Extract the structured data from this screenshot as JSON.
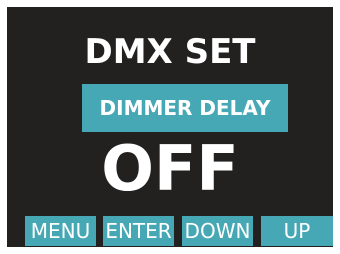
{
  "display": {
    "title": "DMX SET",
    "parameter": "DIMMER DELAY",
    "value": "OFF"
  },
  "buttons": {
    "menu": "MENU",
    "enter": "ENTER",
    "down": "DOWN",
    "up": "UP"
  },
  "colors": {
    "screen_background": "#232020",
    "accent": "#46a8b4",
    "text": "#ffffff"
  }
}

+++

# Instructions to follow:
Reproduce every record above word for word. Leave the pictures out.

# Completed exercise:
Extract the structured data from this screenshot as JSON.
{
  "display": {
    "title": "DMX SET",
    "parameter": "DIMMER DELAY",
    "value": "OFF"
  },
  "buttons": {
    "menu": "MENU",
    "enter": "ENTER",
    "down": "DOWN",
    "up": "UP"
  },
  "colors": {
    "screen_background": "#232020",
    "accent": "#46a8b4",
    "text": "#ffffff"
  }
}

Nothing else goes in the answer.